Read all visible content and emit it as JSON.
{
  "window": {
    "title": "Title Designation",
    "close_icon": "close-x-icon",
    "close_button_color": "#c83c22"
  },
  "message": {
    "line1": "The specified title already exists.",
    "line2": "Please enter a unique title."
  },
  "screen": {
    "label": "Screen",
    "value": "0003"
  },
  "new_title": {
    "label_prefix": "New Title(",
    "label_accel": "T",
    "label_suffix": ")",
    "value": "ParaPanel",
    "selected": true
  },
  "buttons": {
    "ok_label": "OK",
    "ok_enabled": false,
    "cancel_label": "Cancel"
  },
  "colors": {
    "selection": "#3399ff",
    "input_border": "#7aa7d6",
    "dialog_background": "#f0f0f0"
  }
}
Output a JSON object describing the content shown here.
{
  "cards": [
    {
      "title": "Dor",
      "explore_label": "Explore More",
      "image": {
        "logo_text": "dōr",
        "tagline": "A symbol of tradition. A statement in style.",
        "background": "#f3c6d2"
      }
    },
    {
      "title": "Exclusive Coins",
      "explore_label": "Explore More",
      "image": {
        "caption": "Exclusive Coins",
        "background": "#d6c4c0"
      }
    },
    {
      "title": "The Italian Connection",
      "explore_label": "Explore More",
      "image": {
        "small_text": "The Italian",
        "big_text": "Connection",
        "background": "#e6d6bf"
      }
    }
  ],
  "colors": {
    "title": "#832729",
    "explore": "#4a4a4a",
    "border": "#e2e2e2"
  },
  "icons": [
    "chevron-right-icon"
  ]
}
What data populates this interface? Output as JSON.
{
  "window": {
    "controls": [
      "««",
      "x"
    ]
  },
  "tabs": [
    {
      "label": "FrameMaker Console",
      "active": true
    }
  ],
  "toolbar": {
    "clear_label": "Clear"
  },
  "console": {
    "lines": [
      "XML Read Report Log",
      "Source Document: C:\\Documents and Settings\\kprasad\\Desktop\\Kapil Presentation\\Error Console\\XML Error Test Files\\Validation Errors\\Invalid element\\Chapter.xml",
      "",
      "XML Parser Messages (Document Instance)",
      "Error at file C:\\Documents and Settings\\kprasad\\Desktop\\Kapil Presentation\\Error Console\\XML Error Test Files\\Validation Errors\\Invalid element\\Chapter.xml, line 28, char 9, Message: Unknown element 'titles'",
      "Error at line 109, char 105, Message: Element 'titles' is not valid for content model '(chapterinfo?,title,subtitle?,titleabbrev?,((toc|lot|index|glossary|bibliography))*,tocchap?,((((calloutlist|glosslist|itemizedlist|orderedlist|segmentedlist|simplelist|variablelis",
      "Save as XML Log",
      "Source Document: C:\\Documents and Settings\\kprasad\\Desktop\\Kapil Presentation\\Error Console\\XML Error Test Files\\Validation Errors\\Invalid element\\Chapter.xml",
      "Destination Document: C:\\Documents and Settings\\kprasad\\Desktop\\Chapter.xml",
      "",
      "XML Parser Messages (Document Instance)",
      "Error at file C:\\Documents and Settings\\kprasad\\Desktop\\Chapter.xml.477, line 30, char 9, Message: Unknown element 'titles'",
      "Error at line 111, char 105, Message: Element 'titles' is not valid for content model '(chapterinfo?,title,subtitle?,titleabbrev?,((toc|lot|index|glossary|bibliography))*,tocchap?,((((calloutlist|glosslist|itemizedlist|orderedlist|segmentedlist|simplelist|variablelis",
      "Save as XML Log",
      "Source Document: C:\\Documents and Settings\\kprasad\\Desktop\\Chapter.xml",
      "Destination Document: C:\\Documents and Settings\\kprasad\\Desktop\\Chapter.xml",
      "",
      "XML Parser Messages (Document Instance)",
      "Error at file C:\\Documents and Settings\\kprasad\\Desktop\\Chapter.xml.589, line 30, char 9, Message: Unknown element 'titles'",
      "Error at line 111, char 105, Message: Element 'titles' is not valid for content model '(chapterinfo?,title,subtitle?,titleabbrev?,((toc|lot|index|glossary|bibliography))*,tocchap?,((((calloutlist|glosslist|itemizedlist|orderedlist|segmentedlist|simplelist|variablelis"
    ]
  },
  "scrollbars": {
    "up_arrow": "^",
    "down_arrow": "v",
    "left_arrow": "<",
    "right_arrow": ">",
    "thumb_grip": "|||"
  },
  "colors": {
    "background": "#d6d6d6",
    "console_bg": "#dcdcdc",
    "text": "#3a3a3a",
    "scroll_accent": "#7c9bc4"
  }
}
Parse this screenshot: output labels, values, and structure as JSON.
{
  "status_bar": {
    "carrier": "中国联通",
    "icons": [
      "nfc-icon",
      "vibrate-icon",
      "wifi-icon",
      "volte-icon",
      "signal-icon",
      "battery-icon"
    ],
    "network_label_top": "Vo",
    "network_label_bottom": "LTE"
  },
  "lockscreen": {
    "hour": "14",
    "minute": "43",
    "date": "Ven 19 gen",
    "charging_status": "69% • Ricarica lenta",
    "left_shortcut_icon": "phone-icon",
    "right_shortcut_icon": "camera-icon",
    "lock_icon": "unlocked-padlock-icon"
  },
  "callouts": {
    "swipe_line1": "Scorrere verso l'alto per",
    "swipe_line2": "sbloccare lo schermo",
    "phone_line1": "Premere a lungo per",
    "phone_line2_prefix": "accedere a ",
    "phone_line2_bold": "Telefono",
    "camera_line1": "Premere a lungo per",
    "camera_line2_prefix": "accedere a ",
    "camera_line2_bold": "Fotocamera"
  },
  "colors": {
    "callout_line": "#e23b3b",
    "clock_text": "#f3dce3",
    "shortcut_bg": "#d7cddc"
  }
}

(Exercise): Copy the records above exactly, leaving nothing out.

(Written reply):
Read all visible content and emit it as JSON.
{
  "window": {
    "title": "Title Designation",
    "close_icon": "close-x-icon",
    "close_button_color": "#c83c22"
  },
  "message": {
    "line1": "The specified title already exists.",
    "line2": "Please enter a unique title."
  },
  "screen": {
    "label": "Screen",
    "value": "0003"
  },
  "new_title": {
    "label_prefix": "New Title(",
    "label_accel": "T",
    "label_suffix": ")",
    "value": "ParaPanel",
    "selected": true
  },
  "buttons": {
    "ok_label": "OK",
    "ok_enabled": false,
    "cancel_label": "Cancel"
  },
  "colors": {
    "selection": "#3399ff",
    "input_border": "#7aa7d6",
    "dialog_background": "#f0f0f0"
  }
}
Output a JSON object describing the content shown here.
{
  "cards": [
    {
      "title": "Dor",
      "explore_label": "Explore More",
      "image": {
        "logo_text": "dōr",
        "tagline": "A symbol of tradition. A statement in style.",
        "background": "#f3c6d2"
      }
    },
    {
      "title": "Exclusive Coins",
      "explore_label": "Explore More",
      "image": {
        "caption": "Exclusive Coins",
        "background": "#d6c4c0"
      }
    },
    {
      "title": "The Italian Connection",
      "explore_label": "Explore More",
      "image": {
        "small_text": "The Italian",
        "big_text": "Connection",
        "background": "#e6d6bf"
      }
    }
  ],
  "colors": {
    "title": "#832729",
    "explore": "#4a4a4a",
    "border": "#e2e2e2"
  },
  "icons": [
    "chevron-right-icon"
  ]
}
What data populates this interface? Output as JSON.
{
  "window": {
    "controls": [
      "««",
      "x"
    ]
  },
  "tabs": [
    {
      "label": "FrameMaker Console",
      "active": true
    }
  ],
  "toolbar": {
    "clear_label": "Clear"
  },
  "console": {
    "lines": [
      "XML Read Report Log",
      "Source Document: C:\\Documents and Settings\\kprasad\\Desktop\\Kapil Presentation\\Error Console\\XML Error Test Files\\Validation Errors\\Invalid element\\Chapter.xml",
      "",
      "XML Parser Messages (Document Instance)",
      "Error at file C:\\Documents and Settings\\kprasad\\Desktop\\Kapil Presentation\\Error Console\\XML Error Test Files\\Validation Errors\\Invalid element\\Chapter.xml, line 28, char 9, Message: Unknown element 'titles'",
      "Error at line 109, char 105, Message: Element 'titles' is not valid for content model '(chapterinfo?,title,subtitle?,titleabbrev?,((toc|lot|index|glossary|bibliography))*,tocchap?,((((calloutlist|glosslist|itemizedlist|orderedlist|segmentedlist|simplelist|variablelis",
      "Save as XML Log",
      "Source Document: C:\\Documents and Settings\\kprasad\\Desktop\\Kapil Presentation\\Error Console\\XML Error Test Files\\Validation Errors\\Invalid element\\Chapter.xml",
      "Destination Document: C:\\Documents and Settings\\kprasad\\Desktop\\Chapter.xml",
      "",
      "XML Parser Messages (Document Instance)",
      "Error at file C:\\Documents and Settings\\kprasad\\Desktop\\Chapter.xml.477, line 30, char 9, Message: Unknown element 'titles'",
      "Error at line 111, char 105, Message: Element 'titles' is not valid for content model '(chapterinfo?,title,subtitle?,titleabbrev?,((toc|lot|index|glossary|bibliography))*,tocchap?,((((calloutlist|glosslist|itemizedlist|orderedlist|segmentedlist|simplelist|variablelis",
      "Save as XML Log",
      "Source Document: C:\\Documents and Settings\\kprasad\\Desktop\\Chapter.xml",
      "Destination Document: C:\\Documents and Settings\\kprasad\\Desktop\\Chapter.xml",
      "",
      "XML Parser Messages (Document Instance)",
      "Error at file C:\\Documents and Settings\\kprasad\\Desktop\\Chapter.xml.589, line 30, char 9, Message: Unknown element 'titles'",
      "Error at line 111, char 105, Message: Element 'titles' is not valid for content model '(chapterinfo?,title,subtitle?,titleabbrev?,((toc|lot|index|glossary|bibliography))*,tocchap?,((((calloutlist|glosslist|itemizedlist|orderedlist|segmentedlist|simplelist|variablelis"
    ]
  },
  "scrollbars": {
    "up_arrow": "^",
    "down_arrow": "v",
    "left_arrow": "<",
    "right_arrow": ">",
    "thumb_grip": "|||"
  },
  "colors": {
    "background": "#d6d6d6",
    "console_bg": "#dcdcdc",
    "text": "#3a3a3a",
    "scroll_accent": "#7c9bc4"
  }
}
Parse this screenshot: output labels, values, and structure as JSON.
{
  "status_bar": {
    "carrier": "中国联通",
    "icons": [
      "nfc-icon",
      "vibrate-icon",
      "wifi-icon",
      "volte-icon",
      "signal-icon",
      "battery-icon"
    ],
    "network_label_top": "Vo",
    "network_label_bottom": "LTE"
  },
  "lockscreen": {
    "hour": "14",
    "minute": "43",
    "date": "Ven 19 gen",
    "charging_status": "69% • Ricarica lenta",
    "left_shortcut_icon": "phone-icon",
    "right_shortcut_icon": "camera-icon",
    "lock_icon": "unlocked-padlock-icon"
  },
  "callouts": {
    "swipe_line1": "Scorrere verso l'alto per",
    "swipe_line2": "sbloccare lo schermo",
    "phone_line1": "Premere a lungo per",
    "phone_line2_prefix": "accedere a ",
    "phone_line2_bold": "Telefono",
    "camera_line1": "Premere a lungo per",
    "camera_line2_prefix": "accedere a ",
    "camera_line2_bold": "Fotocamera"
  },
  "colors": {
    "callout_line": "#e23b3b",
    "clock_text": "#f3dce3",
    "shortcut_bg": "#d7cddc"
  }
}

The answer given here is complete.